Photo courtesy Alex Chappell.
Alex Chappell (‘06) was the voice of the morning announcements Monday through Thursday and host of Friday’s televised news at Whitman during her junior and senior year. Thirteen years later, Chappell has moved from broadcasting Whitman news to reporting on some of the biggest stars in baseball, like the Washtington Nationals’ left fielder Juan Soto, third baseman Anthony Rendon and pitcher Max Scherzer.
When Chappell graduated, the football field had real grass, there were no portables, Dr. Alan Goodwin was principal and Chappell was still unsure of what she wanted to do for a living.
She stumbled upon sports journalism by complete coincidence while studying at the University of Alabama.
“I signed up for the radio station my first week on campus, and they had an opening to cover the football team,” Chappell said. “I found my passion and followed the path of sports broadcasting.”
Chappell is in her first year at the Mid-Atlantic Sports Network (MASN), where she covers the Nationals as a sideline reporter. Chappell previously worked as a freelance sideline reporter for ESPN, a sports reporter for a CBS affiliate in Birmingham, Alabama, and a reporter for WHDH, a local network covering the four major sports teams in Boston.
In 2017, Chappell was assigned to be a pregame and postgame reporter for a year with the Tampa Bay Rays, a Major League Baseball team. She said the experience taught her the tricks and basics of covering a MLB team.
Chappell wanted to eventually work in D.C. to fulfill her dream of being a reporter for her hometown team. Through a colleague, she heard that Dan Kolko, the former Nationals sideline reporter at MASN, was going to be promoted. She immediately compiled a resume tape that included a few of her past interviews and reached out to the network. When MASN offered her the position, she was beyond thrilled, she said.
“It was about finding the right position and the right fit,” Chappell said. “I wanted to be here back in my hometown. It was all about timing, luck and how I positioned myself. It all came together.”
Chappell’s first season with the Nationals came the year after right fielder Bryce Harper left the team, so she saw the Nats struggling with the loss of their star player in the beginning of the season firsthand from the dugout.
“There are definitely challenges with covering a team that isn’t performing how people had expected,” Chappell said. “You want to find the positive stories, and there is definitely a challenge in that. It’s about remembering you have a job to do and taking the emotional side out of it. And whether you’re winning or losing, there is going to be a bright star of the game.”

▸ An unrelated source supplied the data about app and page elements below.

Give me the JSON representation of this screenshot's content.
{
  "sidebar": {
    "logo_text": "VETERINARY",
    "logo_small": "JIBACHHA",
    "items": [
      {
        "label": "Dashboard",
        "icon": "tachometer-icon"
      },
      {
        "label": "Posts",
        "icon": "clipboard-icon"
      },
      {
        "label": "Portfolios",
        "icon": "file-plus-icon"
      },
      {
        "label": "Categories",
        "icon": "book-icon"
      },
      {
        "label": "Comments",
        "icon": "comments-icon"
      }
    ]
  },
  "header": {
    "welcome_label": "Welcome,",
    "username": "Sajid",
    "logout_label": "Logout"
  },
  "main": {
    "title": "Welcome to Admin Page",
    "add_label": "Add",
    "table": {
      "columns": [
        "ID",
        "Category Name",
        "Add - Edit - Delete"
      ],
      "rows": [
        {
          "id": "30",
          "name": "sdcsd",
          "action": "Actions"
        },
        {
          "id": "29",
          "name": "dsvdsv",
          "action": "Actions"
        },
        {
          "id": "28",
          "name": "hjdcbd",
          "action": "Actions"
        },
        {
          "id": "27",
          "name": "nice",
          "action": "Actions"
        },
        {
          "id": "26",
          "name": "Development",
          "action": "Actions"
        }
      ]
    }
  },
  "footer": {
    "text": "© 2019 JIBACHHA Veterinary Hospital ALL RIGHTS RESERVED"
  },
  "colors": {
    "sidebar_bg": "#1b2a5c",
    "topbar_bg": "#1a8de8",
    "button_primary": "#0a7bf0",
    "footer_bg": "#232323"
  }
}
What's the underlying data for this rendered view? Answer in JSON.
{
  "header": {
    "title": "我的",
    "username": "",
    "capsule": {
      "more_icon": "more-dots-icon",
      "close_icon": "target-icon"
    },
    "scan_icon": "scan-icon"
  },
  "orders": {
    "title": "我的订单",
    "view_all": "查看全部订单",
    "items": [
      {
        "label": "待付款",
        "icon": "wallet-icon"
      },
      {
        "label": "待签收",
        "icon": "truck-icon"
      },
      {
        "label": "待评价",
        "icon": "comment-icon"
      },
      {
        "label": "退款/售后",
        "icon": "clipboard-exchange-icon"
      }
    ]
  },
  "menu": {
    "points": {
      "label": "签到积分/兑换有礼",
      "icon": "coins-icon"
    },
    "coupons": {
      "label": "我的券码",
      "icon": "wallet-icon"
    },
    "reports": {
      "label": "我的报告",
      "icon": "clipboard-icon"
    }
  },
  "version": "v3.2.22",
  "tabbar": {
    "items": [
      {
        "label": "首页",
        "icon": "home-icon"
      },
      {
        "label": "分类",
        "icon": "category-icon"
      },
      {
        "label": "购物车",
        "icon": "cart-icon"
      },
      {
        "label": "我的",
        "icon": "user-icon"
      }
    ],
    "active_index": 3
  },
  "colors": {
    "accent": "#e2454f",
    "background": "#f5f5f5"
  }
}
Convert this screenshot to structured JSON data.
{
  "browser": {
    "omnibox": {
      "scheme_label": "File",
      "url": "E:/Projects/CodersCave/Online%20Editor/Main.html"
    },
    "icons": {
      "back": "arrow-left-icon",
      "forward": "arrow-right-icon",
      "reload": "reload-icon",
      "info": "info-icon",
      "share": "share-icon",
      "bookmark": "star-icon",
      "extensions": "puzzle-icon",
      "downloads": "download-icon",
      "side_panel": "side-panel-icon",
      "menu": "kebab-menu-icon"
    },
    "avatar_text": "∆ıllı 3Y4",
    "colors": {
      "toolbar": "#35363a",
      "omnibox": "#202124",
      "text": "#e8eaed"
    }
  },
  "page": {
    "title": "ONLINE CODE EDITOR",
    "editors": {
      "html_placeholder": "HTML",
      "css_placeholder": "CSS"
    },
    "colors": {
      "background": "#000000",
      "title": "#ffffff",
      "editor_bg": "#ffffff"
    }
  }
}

Chappell had a front-row seat to see the Nats’ comeback this season, and although many doubted them, the Nationals stuck to their season motto and “Stayed in the Fight.” True to form, they finished their season strong and are now heading to the World Series for the first time in franchise history.
“Everyone had counted them out, and getting to cover a team that completely turned the season around and shocked the sports world was really exciting to be part of,” Chappell said.
Chappell starts each day by listening to her interviews with the players and coaches from the day before the game and preparing questions and the angle of the story for the upcoming game broadcast.
She arrives at the Nationals Clubhouse, which houses the locker room and coaches’ offices, at 3 p.m., and by 3:20 p.m., she starts interviewing players. From 4:20 p.m. to 6:30 p.m., she and other members of the media have a press conference with Nationals manager Davey Martinez before Chappell finalizes her story for the pre-game show on MASN. By first pitch at 7:05 p.m., she gives her producer her story then sits in the National’s dugout with the cameras ready.
Covering the Nationals, Chappell has faced criticism and discrimination as a woman in the sports industry, she said.
Most of the hate comes from other women commenting on how she dresses or how she lacks baseball knowledge, she said. In these instances, she tries to focus on the positive, a lesson she learned from her mom.
“There’s no way you can avoid it; we [female sports reporters] are just in a position where we’re going to get it,” Chappell said. “You have to look at it as a 90-10 rule. If 90% is pretty positive, then the other 10% just has their own agenda. But if someone is questioning your knowledge of the game or not liking the report, then that is how you can try and change their mind.”
Dealing with this discrimination, Chappell also draws on lessons she learned years ago at Whitman. She remembers making close friends, learning from good teachers and performing every Friday in front of the whole school with the Poms team. But most importantly, she recalls the atmosphere of kindness and carries that attitude with her.
“Be kind to people, that was one thing at Whitman,” Chappell said. “I just tried to talk to everyone and have a lot of different friends. High school is hard enough — just be nice.”
Now, Chappell is covering the Nats’ postseason for TBS. Chappell covered the Nationals vs. Dodgers series, which led to an on-field interview with second baseman Howie Kendrick after. His heroic grand slam won the game and led the Nats to the National League Central Series for the first time since the franchise moved to D.C. After the victory, dances erupted in the Nats’ dugout.
“For me to come home, work at a great network with amazing people and cover my hometown team: this is my dream job,” Chappell said.
For more information, follow Chappell on Instagram @alexchappell10 and on Twitter at @alexchappell.